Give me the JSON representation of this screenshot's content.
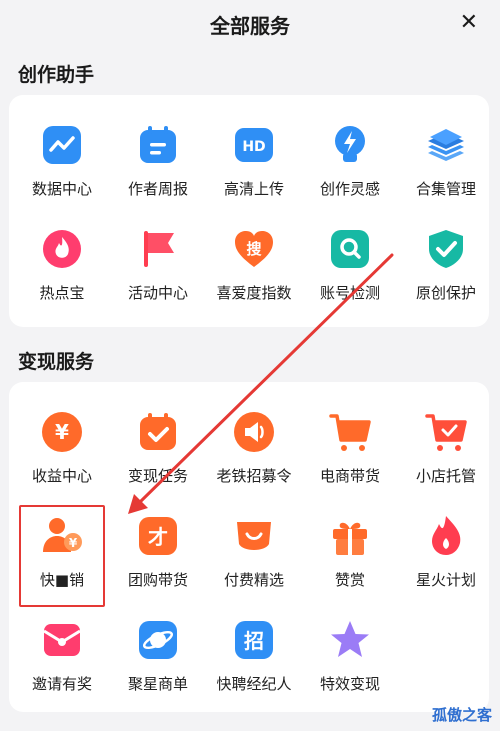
{
  "header": {
    "title": "全部服务",
    "close_glyph": "✕"
  },
  "sections": [
    {
      "title": "创作助手",
      "items": [
        {
          "label": "数据中心",
          "icon": "chart-icon"
        },
        {
          "label": "作者周报",
          "icon": "calendar-icon"
        },
        {
          "label": "高清上传",
          "icon": "hd-icon"
        },
        {
          "label": "创作灵感",
          "icon": "bulb-icon"
        },
        {
          "label": "合集管理",
          "icon": "layers-icon"
        },
        {
          "label": "热点宝",
          "icon": "flame-icon"
        },
        {
          "label": "活动中心",
          "icon": "flag-icon"
        },
        {
          "label": "喜爱度指数",
          "icon": "heart-icon",
          "glyph": "搜"
        },
        {
          "label": "账号检测",
          "icon": "search-shield-icon"
        },
        {
          "label": "原创保护",
          "icon": "shield-check-icon"
        }
      ]
    },
    {
      "title": "变现服务",
      "items": [
        {
          "label": "收益中心",
          "icon": "yuan-icon",
          "glyph": "¥"
        },
        {
          "label": "变现任务",
          "icon": "task-icon"
        },
        {
          "label": "老铁招募令",
          "icon": "megaphone-icon"
        },
        {
          "label": "电商带货",
          "icon": "cart-icon"
        },
        {
          "label": "小店托管",
          "icon": "cart-check-icon"
        },
        {
          "label": "快■销",
          "icon": "user-yuan-icon",
          "glyph": "¥"
        },
        {
          "label": "团购带货",
          "icon": "group-buy-icon",
          "glyph": "才"
        },
        {
          "label": "付费精选",
          "icon": "smile-icon"
        },
        {
          "label": "赞赏",
          "icon": "gift-icon"
        },
        {
          "label": "星火计划",
          "icon": "fire-icon"
        },
        {
          "label": "邀请有奖",
          "icon": "invite-icon"
        },
        {
          "label": "聚星商单",
          "icon": "planet-icon"
        },
        {
          "label": "快聘经纪人",
          "icon": "recruit-icon",
          "glyph": "招"
        },
        {
          "label": "特效变现",
          "icon": "star-icon"
        }
      ]
    }
  ],
  "watermark": "孤傲之客",
  "colors": {
    "blue_accent": "#2f8ff5",
    "red_accent": "#ff3d50",
    "orange_accent": "#ff6a2a",
    "annotation": "#e53935"
  }
}
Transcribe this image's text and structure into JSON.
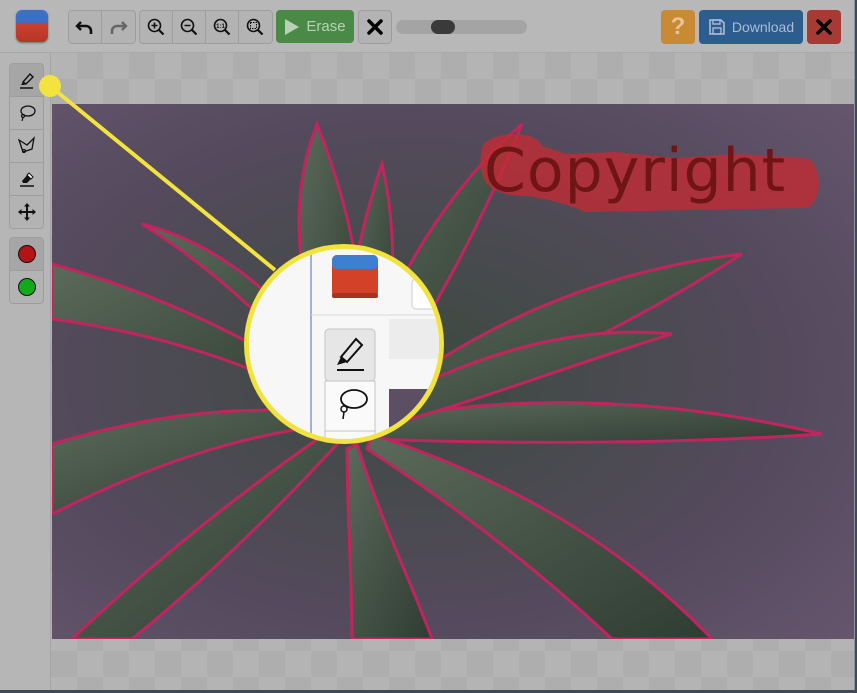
{
  "toolbar": {
    "logo_icon": "eraser-app-icon",
    "undo_label": "Undo",
    "redo_label": "Redo",
    "zoom_in_label": "Zoom in",
    "zoom_out_label": "Zoom out",
    "zoom_actual_label": "1:1",
    "zoom_fit_label": "Fit",
    "erase_label": "Erase",
    "clear_label": "Clear",
    "brush_size_fraction": 0.33,
    "help_label": "?",
    "download_label": "Download",
    "close_label": "Close"
  },
  "sidebar": {
    "tools": [
      {
        "name": "marker",
        "icon": "marker-icon",
        "active": true
      },
      {
        "name": "lasso",
        "icon": "lasso-icon",
        "active": false
      },
      {
        "name": "polygon-lasso",
        "icon": "polygon-lasso-icon",
        "active": false
      },
      {
        "name": "eraser",
        "icon": "eraser-icon",
        "active": false
      },
      {
        "name": "move",
        "icon": "move-icon",
        "active": false
      }
    ],
    "colors": [
      {
        "name": "remove",
        "hex": "#b31414"
      },
      {
        "name": "keep",
        "hex": "#14a81c"
      }
    ]
  },
  "canvas": {
    "watermark_text": "Copyright",
    "mark_color": "#c42a33"
  },
  "callout": {
    "color": "#f2e33f",
    "magnified_target": "marker-tool"
  }
}
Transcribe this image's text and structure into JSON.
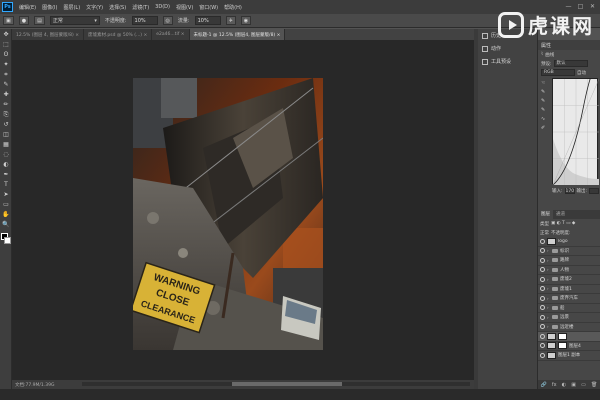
{
  "app": {
    "logo": "Ps",
    "menus": [
      "编辑(E)",
      "图像(I)",
      "图层(L)",
      "文字(Y)",
      "选择(S)",
      "滤镜(T)",
      "3D(D)",
      "视图(V)",
      "窗口(W)",
      "帮助(H)"
    ],
    "window_controls": [
      "—",
      "□",
      "✕"
    ]
  },
  "watermark": {
    "text": "虎课网"
  },
  "options_bar": {
    "select_value": "正常",
    "opacity_label": "不透明度:",
    "opacity_value": "10%",
    "flow_label": "流量:",
    "flow_value": "10%"
  },
  "tools": [
    "move-icon",
    "marquee-icon",
    "lasso-icon",
    "magic-wand-icon",
    "crop-icon",
    "eyedropper-icon",
    "healing-icon",
    "brush-icon",
    "stamp-icon",
    "history-brush-icon",
    "eraser-icon",
    "gradient-icon",
    "blur-icon",
    "dodge-icon",
    "pen-icon",
    "type-icon",
    "path-select-icon",
    "shape-icon",
    "hand-icon",
    "zoom-icon"
  ],
  "tabs": [
    {
      "label": "12.5% (图层 4, 图层蒙版/8) ×"
    },
    {
      "label": "废墟素材.psd @ 50% (...) ×"
    },
    {
      "label": "e2a46...tif ×"
    },
    {
      "label": "未标题-1 @ 12.5% (图层4, 图层蒙版/8) ×",
      "active": true
    }
  ],
  "status": {
    "text": "文档:77.9M/1.39G"
  },
  "panel_list": [
    {
      "icon": "history-icon",
      "label": "历史"
    },
    {
      "icon": "actions-icon",
      "label": "动作"
    },
    {
      "icon": "tool-presets-icon",
      "label": "工具预设"
    }
  ],
  "properties": {
    "title": "属性",
    "subtitle": "曲线",
    "preset_label": "预设:",
    "preset_value": "默认",
    "channel_value": "RGB",
    "auto_label": "自动",
    "input_label": "输入:",
    "input_value": "170",
    "output_label": "输出:"
  },
  "layers_panel": {
    "tabs": [
      "图层",
      "通道"
    ],
    "filter_label": "类型",
    "blend_mode": "正常",
    "opacity_label": "不透明度:",
    "rows": [
      {
        "name": "logo",
        "type": "layer"
      },
      {
        "name": "标识",
        "type": "folder"
      },
      {
        "name": "路牌",
        "type": "folder"
      },
      {
        "name": "人物",
        "type": "folder"
      },
      {
        "name": "废墟2",
        "type": "folder"
      },
      {
        "name": "废墟1",
        "type": "folder"
      },
      {
        "name": "废弃汽车",
        "type": "folder"
      },
      {
        "name": "船",
        "type": "folder"
      },
      {
        "name": "远景",
        "type": "folder"
      },
      {
        "name": "远近楼",
        "type": "folder"
      },
      {
        "name": "",
        "type": "adjust",
        "selected": true
      },
      {
        "name": "图层4",
        "type": "mask"
      },
      {
        "name": "图层1 副本",
        "type": "layer"
      }
    ],
    "footer": [
      "🔗",
      "fx",
      "◐",
      "▣",
      "▭",
      "🗑"
    ]
  },
  "canvas": {
    "sign_text": [
      "WARNING",
      "CLOSE",
      "CLEARANCE"
    ]
  },
  "colors": {
    "accent": "#31a8ff",
    "sky": "#8a3a14",
    "canvas_bg": "#282828"
  }
}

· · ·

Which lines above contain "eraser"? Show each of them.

▶ Solution:
    "logo_icon": "eraser-app-icon",
        "name": "eraser",
        "icon": "eraser-icon",
    "eraser-icon",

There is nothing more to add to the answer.